Every record below must be set down again exactly as given.

MATERIAL FOR THE TASK section start

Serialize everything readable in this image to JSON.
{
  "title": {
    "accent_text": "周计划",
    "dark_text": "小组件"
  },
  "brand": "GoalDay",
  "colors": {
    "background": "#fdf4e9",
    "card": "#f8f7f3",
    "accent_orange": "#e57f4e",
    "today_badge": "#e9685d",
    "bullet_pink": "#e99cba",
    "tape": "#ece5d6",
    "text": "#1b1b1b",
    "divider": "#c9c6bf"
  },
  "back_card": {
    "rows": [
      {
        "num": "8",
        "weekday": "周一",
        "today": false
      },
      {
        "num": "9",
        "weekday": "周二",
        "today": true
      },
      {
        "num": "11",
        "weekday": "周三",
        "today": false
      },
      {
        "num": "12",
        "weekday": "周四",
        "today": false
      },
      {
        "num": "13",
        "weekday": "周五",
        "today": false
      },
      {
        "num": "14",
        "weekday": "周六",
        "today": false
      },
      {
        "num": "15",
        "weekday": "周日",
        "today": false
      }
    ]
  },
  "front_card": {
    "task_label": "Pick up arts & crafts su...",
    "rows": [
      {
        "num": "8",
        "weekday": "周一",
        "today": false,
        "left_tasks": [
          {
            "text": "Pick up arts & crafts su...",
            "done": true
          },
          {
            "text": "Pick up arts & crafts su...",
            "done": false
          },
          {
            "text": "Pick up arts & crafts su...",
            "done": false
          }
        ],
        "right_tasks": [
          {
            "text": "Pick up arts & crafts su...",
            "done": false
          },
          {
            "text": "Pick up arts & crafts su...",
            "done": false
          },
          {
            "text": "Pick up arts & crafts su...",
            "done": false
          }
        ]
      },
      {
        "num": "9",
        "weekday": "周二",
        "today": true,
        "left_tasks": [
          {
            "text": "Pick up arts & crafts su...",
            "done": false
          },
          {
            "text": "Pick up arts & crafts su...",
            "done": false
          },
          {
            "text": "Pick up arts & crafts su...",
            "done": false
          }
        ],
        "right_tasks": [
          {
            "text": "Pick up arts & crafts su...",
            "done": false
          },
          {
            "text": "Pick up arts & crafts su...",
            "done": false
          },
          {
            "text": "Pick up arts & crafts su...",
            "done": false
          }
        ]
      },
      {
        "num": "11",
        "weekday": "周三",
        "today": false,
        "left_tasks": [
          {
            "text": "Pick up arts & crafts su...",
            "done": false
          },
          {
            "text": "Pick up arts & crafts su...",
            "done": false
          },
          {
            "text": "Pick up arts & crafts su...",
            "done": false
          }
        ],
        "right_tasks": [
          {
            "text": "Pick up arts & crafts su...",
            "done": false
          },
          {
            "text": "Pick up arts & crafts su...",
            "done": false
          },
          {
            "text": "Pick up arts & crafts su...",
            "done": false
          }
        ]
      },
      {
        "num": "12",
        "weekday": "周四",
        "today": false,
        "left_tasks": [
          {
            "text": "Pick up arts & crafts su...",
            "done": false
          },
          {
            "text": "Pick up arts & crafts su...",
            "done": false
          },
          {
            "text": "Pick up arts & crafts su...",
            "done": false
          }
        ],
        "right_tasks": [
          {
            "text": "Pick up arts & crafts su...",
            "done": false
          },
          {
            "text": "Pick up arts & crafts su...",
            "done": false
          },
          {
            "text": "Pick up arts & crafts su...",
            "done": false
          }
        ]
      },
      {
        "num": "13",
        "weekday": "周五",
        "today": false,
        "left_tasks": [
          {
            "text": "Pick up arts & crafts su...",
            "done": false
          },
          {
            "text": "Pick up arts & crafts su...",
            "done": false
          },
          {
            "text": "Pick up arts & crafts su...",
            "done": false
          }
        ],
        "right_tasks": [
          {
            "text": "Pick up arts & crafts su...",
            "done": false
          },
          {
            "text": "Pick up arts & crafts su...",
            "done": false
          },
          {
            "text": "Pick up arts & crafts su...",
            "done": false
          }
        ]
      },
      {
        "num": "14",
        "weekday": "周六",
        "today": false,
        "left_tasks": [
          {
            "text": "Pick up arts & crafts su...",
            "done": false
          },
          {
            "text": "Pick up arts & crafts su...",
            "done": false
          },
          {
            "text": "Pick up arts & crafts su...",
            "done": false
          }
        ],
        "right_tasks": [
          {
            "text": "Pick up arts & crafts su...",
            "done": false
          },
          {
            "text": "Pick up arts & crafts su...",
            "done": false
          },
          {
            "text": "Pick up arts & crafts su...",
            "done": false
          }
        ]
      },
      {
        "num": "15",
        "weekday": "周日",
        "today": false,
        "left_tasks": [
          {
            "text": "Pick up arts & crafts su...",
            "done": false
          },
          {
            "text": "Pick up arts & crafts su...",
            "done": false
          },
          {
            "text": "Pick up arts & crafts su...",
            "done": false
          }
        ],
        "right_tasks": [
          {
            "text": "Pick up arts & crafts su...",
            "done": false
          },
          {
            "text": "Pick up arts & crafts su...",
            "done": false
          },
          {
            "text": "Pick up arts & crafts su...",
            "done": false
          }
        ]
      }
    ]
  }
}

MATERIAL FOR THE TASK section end

WRITTEN RESPONSE –
Serialize everything readable in this image to JSON.
{
  "title": {
    "accent_text": "周计划",
    "dark_text": "小组件"
  },
  "brand": "GoalDay",
  "colors": {
    "background": "#fdf4e9",
    "card": "#f8f7f3",
    "accent_orange": "#e57f4e",
    "today_badge": "#e9685d",
    "bullet_pink": "#e99cba",
    "tape": "#ece5d6",
    "text": "#1b1b1b",
    "divider": "#c9c6bf"
  },
  "back_card": {
    "rows": [
      {
        "num": "8",
        "weekday": "周一",
        "today": false
      },
      {
        "num": "9",
        "weekday": "周二",
        "today": true
      },
      {
        "num": "11",
        "weekday": "周三",
        "today": false
      },
      {
        "num": "12",
        "weekday": "周四",
        "today": false
      },
      {
        "num": "13",
        "weekday": "周五",
        "today": false
      },
      {
        "num": "14",
        "weekday": "周六",
        "today": false
      },
      {
        "num": "15",
        "weekday": "周日",
        "today": false
      }
    ]
  },
  "front_card": {
    "task_label": "Pick up arts & crafts su...",
    "rows": [
      {
        "num": "8",
        "weekday": "周一",
        "today": false,
        "left_tasks": [
          {
            "text": "Pick up arts & crafts su...",
            "done": true
          },
          {
            "text": "Pick up arts & crafts su...",
            "done": false
          },
          {
            "text": "Pick up arts & crafts su...",
            "done": false
          }
        ],
        "right_tasks": [
          {
            "text": "Pick up arts & crafts su...",
            "done": false
          },
          {
            "text": "Pick up arts & crafts su...",
            "done": false
          },
          {
            "text": "Pick up arts & crafts su...",
            "done": false
          }
        ]
      },
      {
        "num": "9",
        "weekday": "周二",
        "today": true,
        "left_tasks": [
          {
            "text": "Pick up arts & crafts su...",
            "done": false
          },
          {
            "text": "Pick up arts & crafts su...",
            "done": false
          },
          {
            "text": "Pick up arts & crafts su...",
            "done": false
          }
        ],
        "right_tasks": [
          {
            "text": "Pick up arts & crafts su...",
            "done": false
          },
          {
            "text": "Pick up arts & crafts su...",
            "done": false
          },
          {
            "text": "Pick up arts & crafts su...",
            "done": false
          }
        ]
      },
      {
        "num": "11",
        "weekday": "周三",
        "today": false,
        "left_tasks": [
          {
            "text": "Pick up arts & crafts su...",
            "done": false
          },
          {
            "text": "Pick up arts & crafts su...",
            "done": false
          },
          {
            "text": "Pick up arts & crafts su...",
            "done": false
          }
        ],
        "right_tasks": [
          {
            "text": "Pick up arts & crafts su...",
            "done": false
          },
          {
            "text": "Pick up arts & crafts su...",
            "done": false
          },
          {
            "text": "Pick up arts & crafts su...",
            "done": false
          }
        ]
      },
      {
        "num": "12",
        "weekday": "周四",
        "today": false,
        "left_tasks": [
          {
            "text": "Pick up arts & crafts su...",
            "done": false
          },
          {
            "text": "Pick up arts & crafts su...",
            "done": false
          },
          {
            "text": "Pick up arts & crafts su...",
            "done": false
          }
        ],
        "right_tasks": [
          {
            "text": "Pick up arts & crafts su...",
            "done": false
          },
          {
            "text": "Pick up arts & crafts su...",
            "done": false
          },
          {
            "text": "Pick up arts & crafts su...",
            "done": false
          }
        ]
      },
      {
        "num": "13",
        "weekday": "周五",
        "today": false,
        "left_tasks": [
          {
            "text": "Pick up arts & crafts su...",
            "done": false
          },
          {
            "text": "Pick up arts & crafts su...",
            "done": false
          },
          {
            "text": "Pick up arts & crafts su...",
            "done": false
          }
        ],
        "right_tasks": [
          {
            "text": "Pick up arts & crafts su...",
            "done": false
          },
          {
            "text": "Pick up arts & crafts su...",
            "done": false
          },
          {
            "text": "Pick up arts & crafts su...",
            "done": false
          }
        ]
      },
      {
        "num": "14",
        "weekday": "周六",
        "today": false,
        "left_tasks": [
          {
            "text": "Pick up arts & crafts su...",
            "done": false
          },
          {
            "text": "Pick up arts & crafts su...",
            "done": false
          },
          {
            "text": "Pick up arts & crafts su...",
            "done": false
          }
        ],
        "right_tasks": [
          {
            "text": "Pick up arts & crafts su...",
            "done": false
          },
          {
            "text": "Pick up arts & crafts su...",
            "done": false
          },
          {
            "text": "Pick up arts & crafts su...",
            "done": false
          }
        ]
      },
      {
        "num": "15",
        "weekday": "周日",
        "today": false,
        "left_tasks": [
          {
            "text": "Pick up arts & crafts su...",
            "done": false
          },
          {
            "text": "Pick up arts & crafts su...",
            "done": false
          },
          {
            "text": "Pick up arts & crafts su...",
            "done": false
          }
        ],
        "right_tasks": [
          {
            "text": "Pick up arts & crafts su...",
            "done": false
          },
          {
            "text": "Pick up arts & crafts su...",
            "done": false
          },
          {
            "text": "Pick up arts & crafts su...",
            "done": false
          }
        ]
      }
    ]
  }
}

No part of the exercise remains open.